Dataset rows for apps and sites:
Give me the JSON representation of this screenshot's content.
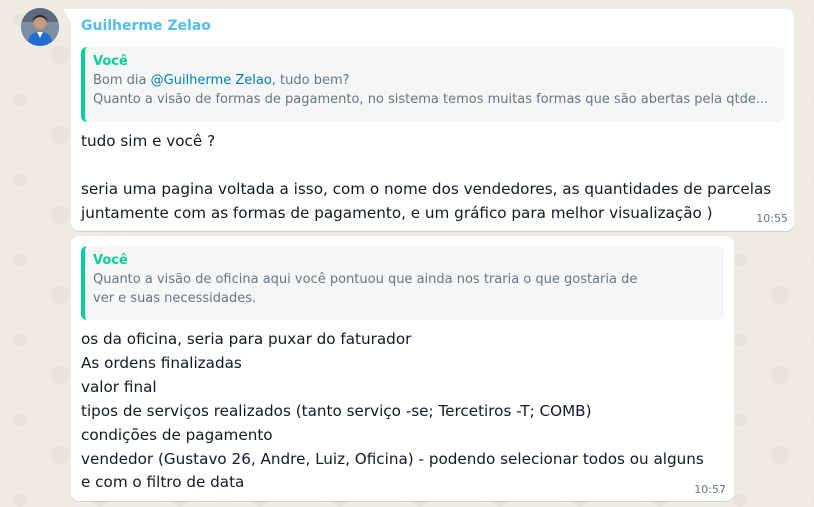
{
  "chat": {
    "sender_name": "Guilherme Zelao",
    "avatar_icon": "user-photo-avatar",
    "message1": {
      "quote_author": "Você",
      "quote_prefix": "Bom dia ",
      "quote_mention": "@Guilherme Zelao",
      "quote_suffix": ", tudo bem?",
      "quote_line2": "Quanto a visão de formas de pagamento, no sistema temos muitas formas que são abertas pela qtde...",
      "lines": [
        "tudo sim e você ?",
        "",
        "seria uma pagina voltada a isso, com o nome dos vendedores, as quantidades de parcelas",
        "juntamente com as formas de pagamento, e um gráfico para melhor visualização )"
      ],
      "time": "10:55"
    },
    "message2": {
      "quote_author": "Você",
      "quote_line1": "Quanto a visão de oficina aqui você pontuou que ainda nos traria o que gostaria de",
      "quote_line2": "ver e suas necessidades.",
      "lines": [
        "os da oficina, seria para puxar do faturador",
        "As ordens finalizadas",
        "valor final",
        "tipos de serviços realizados (tanto serviço -se; Tercetiros -T; COMB)",
        "condições de pagamento",
        "vendedor (Gustavo 26, Andre, Luiz, Oficina) - podendo selecionar todos ou alguns",
        "e com o filtro de data"
      ],
      "time": "10:57"
    }
  },
  "colors": {
    "background": "#efeae2",
    "bubble": "#ffffff",
    "sender_name": "#53bdeb",
    "quote_accent": "#06cf9c",
    "mention": "#027eb5"
  }
}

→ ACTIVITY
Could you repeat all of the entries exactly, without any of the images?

→ RESPONSE TO THIS TASK
Give me the JSON representation of this screenshot's content.
{
  "chat": {
    "sender_name": "Guilherme Zelao",
    "avatar_icon": "user-photo-avatar",
    "message1": {
      "quote_author": "Você",
      "quote_prefix": "Bom dia ",
      "quote_mention": "@Guilherme Zelao",
      "quote_suffix": ", tudo bem?",
      "quote_line2": "Quanto a visão de formas de pagamento, no sistema temos muitas formas que são abertas pela qtde...",
      "lines": [
        "tudo sim e você ?",
        "",
        "seria uma pagina voltada a isso, com o nome dos vendedores, as quantidades de parcelas",
        "juntamente com as formas de pagamento, e um gráfico para melhor visualização )"
      ],
      "time": "10:55"
    },
    "message2": {
      "quote_author": "Você",
      "quote_line1": "Quanto a visão de oficina aqui você pontuou que ainda nos traria o que gostaria de",
      "quote_line2": "ver e suas necessidades.",
      "lines": [
        "os da oficina, seria para puxar do faturador",
        "As ordens finalizadas",
        "valor final",
        "tipos de serviços realizados (tanto serviço -se; Tercetiros -T; COMB)",
        "condições de pagamento",
        "vendedor (Gustavo 26, Andre, Luiz, Oficina) - podendo selecionar todos ou alguns",
        "e com o filtro de data"
      ],
      "time": "10:57"
    }
  },
  "colors": {
    "background": "#efeae2",
    "bubble": "#ffffff",
    "sender_name": "#53bdeb",
    "quote_accent": "#06cf9c",
    "mention": "#027eb5"
  }
}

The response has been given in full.